Perhaps an omniscient God, as He describes Himself and His Son, knows what real “loving” is: ‘This is my work and my glory to bring to pass the Eternal Life and Immortality of Man.”
He knows the operating room, the doctor, the world completely and asks us to have faith in Him even when life’s trials seem to go against us.
When my first son Alexander lay in intensive care with three strains of E Coli pneumonia threatening his every breath and the doctor giving him a less than 50-50 chance of living. I went to the cafeteria where I thought a little food might help. But, I couldn’t eat as I sat and pondered. Wiping away tears and fears, it hit me hard. “Now is the time for you to decide what your faith in God really is.” The rubber was meeting the road. This wasn’t some ambiguous philosophy class discussion. This was reality. And it came to me as I closed my eyes and said, “Whether my son lives or my son dies, like Job said, Blessed be the name of the Lord.” In confidence I arose…not confident my son would live. I didn’t know that. But I knew that I knew God lived and my son was in His hands.
Our son is now a faithful husband and father of six. He lives. His testimony is strong and he and Becky are teaching their children well. But the end was not yet.
|Alex with Becky (right), my mother, other of Becky's and our|
family, with Alex and Becky's kids in the back at Thanksgiving.
Within seven years of Alex’s birth, his two brothers died too young. We grieved, but the question of a Loving God or an Omniscient God had long been answered. That answer or foundation of faith, buoyed us up so that we could “Be Still and Know that I Am God.” As we were still, the Comforter was poured out upon us. Our boys were taken, but the faith of our children was strengthened and we were blessed.

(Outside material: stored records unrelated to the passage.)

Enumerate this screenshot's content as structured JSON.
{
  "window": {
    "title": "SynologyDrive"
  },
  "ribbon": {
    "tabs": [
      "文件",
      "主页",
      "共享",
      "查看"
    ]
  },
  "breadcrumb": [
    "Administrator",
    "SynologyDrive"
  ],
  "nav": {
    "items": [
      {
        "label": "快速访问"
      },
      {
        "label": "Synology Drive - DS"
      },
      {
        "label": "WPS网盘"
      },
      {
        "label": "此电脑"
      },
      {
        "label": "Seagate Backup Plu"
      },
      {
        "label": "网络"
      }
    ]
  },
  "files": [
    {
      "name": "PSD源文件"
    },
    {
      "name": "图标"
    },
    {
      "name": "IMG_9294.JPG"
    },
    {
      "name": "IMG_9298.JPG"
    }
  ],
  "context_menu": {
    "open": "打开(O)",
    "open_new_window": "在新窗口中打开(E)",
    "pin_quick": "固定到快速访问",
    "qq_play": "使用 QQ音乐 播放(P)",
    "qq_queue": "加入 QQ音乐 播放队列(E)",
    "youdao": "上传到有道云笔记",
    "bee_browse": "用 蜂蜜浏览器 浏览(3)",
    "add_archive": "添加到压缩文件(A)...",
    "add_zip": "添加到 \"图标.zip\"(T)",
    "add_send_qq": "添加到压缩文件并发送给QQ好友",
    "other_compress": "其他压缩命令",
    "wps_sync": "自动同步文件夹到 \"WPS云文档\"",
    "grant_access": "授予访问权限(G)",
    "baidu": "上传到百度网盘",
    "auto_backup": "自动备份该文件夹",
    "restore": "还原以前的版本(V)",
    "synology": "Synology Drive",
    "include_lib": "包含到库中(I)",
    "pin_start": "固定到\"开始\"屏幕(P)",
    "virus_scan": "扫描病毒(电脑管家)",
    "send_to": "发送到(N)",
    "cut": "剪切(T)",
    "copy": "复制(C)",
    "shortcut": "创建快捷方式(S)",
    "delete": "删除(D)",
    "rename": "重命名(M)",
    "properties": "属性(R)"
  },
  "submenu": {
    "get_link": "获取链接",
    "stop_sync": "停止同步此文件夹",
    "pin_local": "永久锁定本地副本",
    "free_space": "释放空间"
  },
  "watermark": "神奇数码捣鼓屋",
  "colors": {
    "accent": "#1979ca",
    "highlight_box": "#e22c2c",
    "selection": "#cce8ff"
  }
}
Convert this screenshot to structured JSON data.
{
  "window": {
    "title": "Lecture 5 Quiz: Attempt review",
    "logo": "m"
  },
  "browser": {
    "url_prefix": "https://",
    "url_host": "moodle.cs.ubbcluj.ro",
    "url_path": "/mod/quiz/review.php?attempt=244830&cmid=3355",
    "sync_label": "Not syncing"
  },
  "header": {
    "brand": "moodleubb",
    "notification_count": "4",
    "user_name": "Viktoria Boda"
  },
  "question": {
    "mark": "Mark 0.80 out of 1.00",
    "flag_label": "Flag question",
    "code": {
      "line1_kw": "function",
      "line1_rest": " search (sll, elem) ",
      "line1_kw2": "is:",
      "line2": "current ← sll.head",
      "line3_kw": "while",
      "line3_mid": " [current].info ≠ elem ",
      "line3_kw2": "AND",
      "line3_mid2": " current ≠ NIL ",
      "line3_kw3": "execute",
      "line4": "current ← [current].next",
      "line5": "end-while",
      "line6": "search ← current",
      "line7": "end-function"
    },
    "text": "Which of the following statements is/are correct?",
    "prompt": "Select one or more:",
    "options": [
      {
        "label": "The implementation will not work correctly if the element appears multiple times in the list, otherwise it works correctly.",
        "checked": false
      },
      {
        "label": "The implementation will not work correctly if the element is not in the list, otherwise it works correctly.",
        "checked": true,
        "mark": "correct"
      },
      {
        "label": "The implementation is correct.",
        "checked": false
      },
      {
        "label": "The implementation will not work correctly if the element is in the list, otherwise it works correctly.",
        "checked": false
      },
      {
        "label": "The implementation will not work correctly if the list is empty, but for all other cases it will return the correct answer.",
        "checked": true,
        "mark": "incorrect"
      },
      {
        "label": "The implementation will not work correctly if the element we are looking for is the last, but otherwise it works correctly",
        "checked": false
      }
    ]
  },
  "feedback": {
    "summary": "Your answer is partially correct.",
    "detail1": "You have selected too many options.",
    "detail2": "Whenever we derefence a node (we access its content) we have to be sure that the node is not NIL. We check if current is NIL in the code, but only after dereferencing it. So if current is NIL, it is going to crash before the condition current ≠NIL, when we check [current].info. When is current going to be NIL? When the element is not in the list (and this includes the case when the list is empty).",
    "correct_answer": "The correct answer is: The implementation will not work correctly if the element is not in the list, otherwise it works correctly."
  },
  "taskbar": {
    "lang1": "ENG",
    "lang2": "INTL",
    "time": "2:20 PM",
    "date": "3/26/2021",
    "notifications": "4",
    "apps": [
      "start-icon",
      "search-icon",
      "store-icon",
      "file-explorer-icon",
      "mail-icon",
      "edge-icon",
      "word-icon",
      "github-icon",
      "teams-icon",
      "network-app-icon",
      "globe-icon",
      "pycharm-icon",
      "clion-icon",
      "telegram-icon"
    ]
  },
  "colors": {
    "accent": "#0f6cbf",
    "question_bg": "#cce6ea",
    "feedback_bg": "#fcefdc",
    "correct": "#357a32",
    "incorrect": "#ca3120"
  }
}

How could a Loving God allow a child to die – two dear sons to die? Because He knows how it will build us and where it will lead us in this life and beyond.